Show review: The Specials at Club Nokia; New music by RAD, Thorcraft Cobra, Act Rights

“Hi, I’m Terry and I’m manic depressive,” smiled the famously deadpan lead singer for The Specials during the spoken part of “Enjoy Yourself” at the end of Monday night’s return to Club Nokia. It was their second show there in 26 years–showing that the band didn’t just get heal up and get back together a few years ago but continue to actually enjoy themselves. Since the reformed band’s first stop in L.A. in 2010, the heavy parts during “International Jet Set,” “Stereotypes,” and “Man at C&A” got heavier and the light parts in between were just as light, with Terry Hall giving away tea bags and ginger from backstage (and making fun of American half & half) and Terry and guitarist Lynval Golding giving very conflicting reviews of Argo before playing “Concrete Jungle” (whether or not Ben Affleck is a “cunt”).

All the songs came from the band’s legendary first two albums (“Dawning of a New Era,” “Monkey Man,”  “Nite Klub,” “You’re Wondering Now“), except for “Ghost Town,” of course. The band was tighter than tight, and the sweaty, packed venue venue danced so hard that you can actually see the floor bounce in the videos I just linked. There was one somber moment when Lynval dedicated “Poor Little Rich Girl” to Amy Winehouse. More often, it was just plain fun, like when Terry and Lynval joked around with Neville’s spoken part of “Enjoy Yourself” because he is taking a break from touring. What a legendary band, what an amazingly fun show.

Take advantage of this rare appearance in the U.S. by the Two-Tone pioneers if you can. They’re currently moving up the West Coast with gigs in Pomona (tonight), Ventura, San Francisco, Portland, Seattle, and Vancouver. All the shows will be great, but I doubt the horn player will wear a Sharks or Canucks T-shirt. He was sporting L.A. Kings gear at Club Nokia while the Stanley Cup champs were playing right across the street at Staples.


Sometimes I listen to newer bands, too…

RAD – Loud & Fast
Naturally, the Sacto thrash band’s first full-length LP delivers the goods as advertised, loud and fast. And how. But more than simply referencing an ass-kicking-but-overlooked style of music that rules, it actually improves on the circle pit-tested formula with decent musicianship and recording (inspired by Doug Moody bands but not chained to the lo-fi mentality), smart humor (“Geekonomics” or go home), and no filler (“We’ve been playing 15 minutes/Time to shut up and get with it”). This LP just plain rips. In its short existence, this hard-working crew has gone from being a musical coelacanth to becoming a mainstay in the fragmented scene that fills gaps between crusty political punks at basement shows and DRI reunion shows in Reno. [Sacramento Records/Phono Select]

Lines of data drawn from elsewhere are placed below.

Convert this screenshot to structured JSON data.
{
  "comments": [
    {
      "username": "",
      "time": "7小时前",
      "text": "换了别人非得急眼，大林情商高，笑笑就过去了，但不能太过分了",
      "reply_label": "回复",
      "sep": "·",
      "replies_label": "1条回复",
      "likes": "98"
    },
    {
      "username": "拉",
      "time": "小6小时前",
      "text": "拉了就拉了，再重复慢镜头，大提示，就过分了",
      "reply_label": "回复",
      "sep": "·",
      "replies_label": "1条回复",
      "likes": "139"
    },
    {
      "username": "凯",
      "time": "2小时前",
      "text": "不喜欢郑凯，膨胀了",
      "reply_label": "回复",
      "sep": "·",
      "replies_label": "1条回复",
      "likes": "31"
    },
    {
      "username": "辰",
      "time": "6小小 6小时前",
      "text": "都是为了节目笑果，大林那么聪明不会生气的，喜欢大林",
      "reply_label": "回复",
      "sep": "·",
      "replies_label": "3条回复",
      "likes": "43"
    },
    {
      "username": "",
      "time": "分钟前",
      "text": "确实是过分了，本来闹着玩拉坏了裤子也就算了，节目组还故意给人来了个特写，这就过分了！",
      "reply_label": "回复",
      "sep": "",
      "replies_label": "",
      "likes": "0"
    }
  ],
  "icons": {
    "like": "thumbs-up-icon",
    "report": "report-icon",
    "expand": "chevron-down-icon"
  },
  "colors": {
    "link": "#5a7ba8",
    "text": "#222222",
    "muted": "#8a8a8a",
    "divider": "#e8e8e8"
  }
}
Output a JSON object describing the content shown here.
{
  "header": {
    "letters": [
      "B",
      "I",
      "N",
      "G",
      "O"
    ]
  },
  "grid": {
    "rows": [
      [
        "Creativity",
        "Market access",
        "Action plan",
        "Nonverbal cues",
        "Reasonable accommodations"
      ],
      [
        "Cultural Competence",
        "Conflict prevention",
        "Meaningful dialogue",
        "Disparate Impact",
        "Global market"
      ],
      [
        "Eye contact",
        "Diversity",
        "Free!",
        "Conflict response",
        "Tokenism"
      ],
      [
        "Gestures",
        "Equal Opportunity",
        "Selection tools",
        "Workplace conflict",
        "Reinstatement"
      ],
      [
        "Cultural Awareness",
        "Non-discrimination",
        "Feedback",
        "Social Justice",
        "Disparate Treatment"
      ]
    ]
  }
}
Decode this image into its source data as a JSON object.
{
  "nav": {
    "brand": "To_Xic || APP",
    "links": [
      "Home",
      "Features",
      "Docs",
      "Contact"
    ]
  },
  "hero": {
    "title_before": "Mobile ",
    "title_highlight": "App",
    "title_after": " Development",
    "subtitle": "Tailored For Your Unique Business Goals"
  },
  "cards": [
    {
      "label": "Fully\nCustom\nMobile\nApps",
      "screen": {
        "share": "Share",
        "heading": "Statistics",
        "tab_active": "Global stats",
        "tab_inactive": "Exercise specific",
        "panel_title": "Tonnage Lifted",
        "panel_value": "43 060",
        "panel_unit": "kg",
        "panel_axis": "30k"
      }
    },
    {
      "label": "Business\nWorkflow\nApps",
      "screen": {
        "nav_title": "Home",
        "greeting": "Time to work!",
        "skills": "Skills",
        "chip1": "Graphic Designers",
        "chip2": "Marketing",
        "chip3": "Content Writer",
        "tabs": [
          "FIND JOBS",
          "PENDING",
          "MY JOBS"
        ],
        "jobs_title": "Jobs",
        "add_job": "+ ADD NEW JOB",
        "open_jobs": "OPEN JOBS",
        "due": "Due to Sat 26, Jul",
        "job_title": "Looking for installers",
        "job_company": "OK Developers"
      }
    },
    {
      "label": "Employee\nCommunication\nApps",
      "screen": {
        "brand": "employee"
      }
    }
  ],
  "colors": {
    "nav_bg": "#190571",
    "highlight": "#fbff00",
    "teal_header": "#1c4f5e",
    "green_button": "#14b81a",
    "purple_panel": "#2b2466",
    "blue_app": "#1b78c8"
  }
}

Thorcraft Cobra – Count It In
With members of Redd Kross and Sparks pitching in, you just know that Thorcraft Cobra’s brand of ultra tight, irony free classic rock will be as smart as it is perfect with bulletproof riffs and hooks that last for days in your head. It’s interesting how it ends with a second version/radio edit of “Party Clock” (the song that features Russell Mael) because there’s just no place for music like this on the airwaves any more. Too classic for college radio and too new for classic rock stations, Thorcraft Cobra’s brand of meticulously crafted music and absolutely infectious songs are simply too good for the masses. It makes me wonder if it is better for the band to be completely respected yet unheard in the tradition of Big Star or Silver Sun or have a breakthrough hit like The Knack or Chumbawamba and be labeled a one-hit wonder? [Plaza Bowl Records]

Act Rights – Sweat Equity
The Austin, TX-based Act Rights plays soul-infused garage rock in the spirit of The Fleshtones, King Khan & The Shrines, or any of Greg Cartwright’s bands. Although the tunes are never super long, more often than not they dissolve into psychedelic jams where the crowd’s moving contributes to the vibe as the instrumentskinda like how a hardcore band breaks it down for the pit–and I swear I heard the chatter of voices and clatter of beer bottles in more than one song. Topics can be pretty funny (“Jamestown Jheri Curl,” “Sausage Mountain,” “Opossum’s Head”) but the songs are not jokes when it comes to sweaty grooving. This is good stuff that’s probably even better live. [Tonequake Records]